-------- Records to use --------

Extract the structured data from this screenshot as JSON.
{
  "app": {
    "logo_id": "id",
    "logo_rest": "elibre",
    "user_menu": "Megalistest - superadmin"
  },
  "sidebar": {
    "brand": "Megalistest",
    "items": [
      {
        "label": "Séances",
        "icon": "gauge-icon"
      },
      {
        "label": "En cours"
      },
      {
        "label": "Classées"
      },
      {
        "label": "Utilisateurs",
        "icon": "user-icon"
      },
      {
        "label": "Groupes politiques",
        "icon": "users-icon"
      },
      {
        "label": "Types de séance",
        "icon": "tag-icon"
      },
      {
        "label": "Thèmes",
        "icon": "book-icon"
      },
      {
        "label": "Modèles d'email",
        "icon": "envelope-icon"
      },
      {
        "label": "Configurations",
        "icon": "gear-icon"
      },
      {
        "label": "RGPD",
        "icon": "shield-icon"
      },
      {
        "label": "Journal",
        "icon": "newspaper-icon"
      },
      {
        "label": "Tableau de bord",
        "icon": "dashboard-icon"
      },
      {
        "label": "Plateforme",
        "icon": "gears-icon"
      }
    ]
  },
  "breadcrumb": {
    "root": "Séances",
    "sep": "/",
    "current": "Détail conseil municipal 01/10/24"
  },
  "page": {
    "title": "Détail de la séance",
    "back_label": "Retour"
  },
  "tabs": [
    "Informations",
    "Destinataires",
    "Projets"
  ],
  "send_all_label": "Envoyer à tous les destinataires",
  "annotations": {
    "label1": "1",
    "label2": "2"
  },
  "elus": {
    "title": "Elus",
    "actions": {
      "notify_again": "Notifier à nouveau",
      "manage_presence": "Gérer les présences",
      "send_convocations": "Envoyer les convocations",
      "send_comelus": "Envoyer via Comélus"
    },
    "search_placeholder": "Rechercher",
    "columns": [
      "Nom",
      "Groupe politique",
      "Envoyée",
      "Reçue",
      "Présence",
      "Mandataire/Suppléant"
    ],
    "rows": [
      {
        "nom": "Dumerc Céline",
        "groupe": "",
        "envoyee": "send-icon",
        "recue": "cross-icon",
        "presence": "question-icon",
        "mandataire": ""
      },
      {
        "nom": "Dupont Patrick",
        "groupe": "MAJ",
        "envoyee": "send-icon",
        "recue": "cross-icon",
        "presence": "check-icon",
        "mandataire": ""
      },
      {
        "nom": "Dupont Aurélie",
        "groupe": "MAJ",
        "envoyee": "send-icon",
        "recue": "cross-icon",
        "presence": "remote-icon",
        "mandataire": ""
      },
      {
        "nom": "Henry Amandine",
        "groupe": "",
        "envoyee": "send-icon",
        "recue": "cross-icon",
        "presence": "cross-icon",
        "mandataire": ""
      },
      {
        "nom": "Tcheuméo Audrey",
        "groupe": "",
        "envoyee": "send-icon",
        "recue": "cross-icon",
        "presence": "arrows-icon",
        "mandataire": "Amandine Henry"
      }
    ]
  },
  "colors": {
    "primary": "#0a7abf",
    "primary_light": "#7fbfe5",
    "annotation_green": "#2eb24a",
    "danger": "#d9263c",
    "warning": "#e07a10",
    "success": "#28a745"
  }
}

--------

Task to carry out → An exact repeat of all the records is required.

Written answer →
Extract the structured data from this screenshot as JSON.
{
  "app": {
    "logo_id": "id",
    "logo_rest": "elibre",
    "user_menu": "Megalistest - superadmin"
  },
  "sidebar": {
    "brand": "Megalistest",
    "items": [
      {
        "label": "Séances",
        "icon": "gauge-icon"
      },
      {
        "label": "En cours"
      },
      {
        "label": "Classées"
      },
      {
        "label": "Utilisateurs",
        "icon": "user-icon"
      },
      {
        "label": "Groupes politiques",
        "icon": "users-icon"
      },
      {
        "label": "Types de séance",
        "icon": "tag-icon"
      },
      {
        "label": "Thèmes",
        "icon": "book-icon"
      },
      {
        "label": "Modèles d'email",
        "icon": "envelope-icon"
      },
      {
        "label": "Configurations",
        "icon": "gear-icon"
      },
      {
        "label": "RGPD",
        "icon": "shield-icon"
      },
      {
        "label": "Journal",
        "icon": "newspaper-icon"
      },
      {
        "label": "Tableau de bord",
        "icon": "dashboard-icon"
      },
      {
        "label": "Plateforme",
        "icon": "gears-icon"
      }
    ]
  },
  "breadcrumb": {
    "root": "Séances",
    "sep": "/",
    "current": "Détail conseil municipal 01/10/24"
  },
  "page": {
    "title": "Détail de la séance",
    "back_label": "Retour"
  },
  "tabs": [
    "Informations",
    "Destinataires",
    "Projets"
  ],
  "send_all_label": "Envoyer à tous les destinataires",
  "annotations": {
    "label1": "1",
    "label2": "2"
  },
  "elus": {
    "title": "Elus",
    "actions": {
      "notify_again": "Notifier à nouveau",
      "manage_presence": "Gérer les présences",
      "send_convocations": "Envoyer les convocations",
      "send_comelus": "Envoyer via Comélus"
    },
    "search_placeholder": "Rechercher",
    "columns": [
      "Nom",
      "Groupe politique",
      "Envoyée",
      "Reçue",
      "Présence",
      "Mandataire/Suppléant"
    ],
    "rows": [
      {
        "nom": "Dumerc Céline",
        "groupe": "",
        "envoyee": "send-icon",
        "recue": "cross-icon",
        "presence": "question-icon",
        "mandataire": ""
      },
      {
        "nom": "Dupont Patrick",
        "groupe": "MAJ",
        "envoyee": "send-icon",
        "recue": "cross-icon",
        "presence": "check-icon",
        "mandataire": ""
      },
      {
        "nom": "Dupont Aurélie",
        "groupe": "MAJ",
        "envoyee": "send-icon",
        "recue": "cross-icon",
        "presence": "remote-icon",
        "mandataire": ""
      },
      {
        "nom": "Henry Amandine",
        "groupe": "",
        "envoyee": "send-icon",
        "recue": "cross-icon",
        "presence": "cross-icon",
        "mandataire": ""
      },
      {
        "nom": "Tcheuméo Audrey",
        "groupe": "",
        "envoyee": "send-icon",
        "recue": "cross-icon",
        "presence": "arrows-icon",
        "mandataire": "Amandine Henry"
      }
    ]
  },
  "colors": {
    "primary": "#0a7abf",
    "primary_light": "#7fbfe5",
    "annotation_green": "#2eb24a",
    "danger": "#d9263c",
    "warning": "#e07a10",
    "success": "#28a745"
  }
}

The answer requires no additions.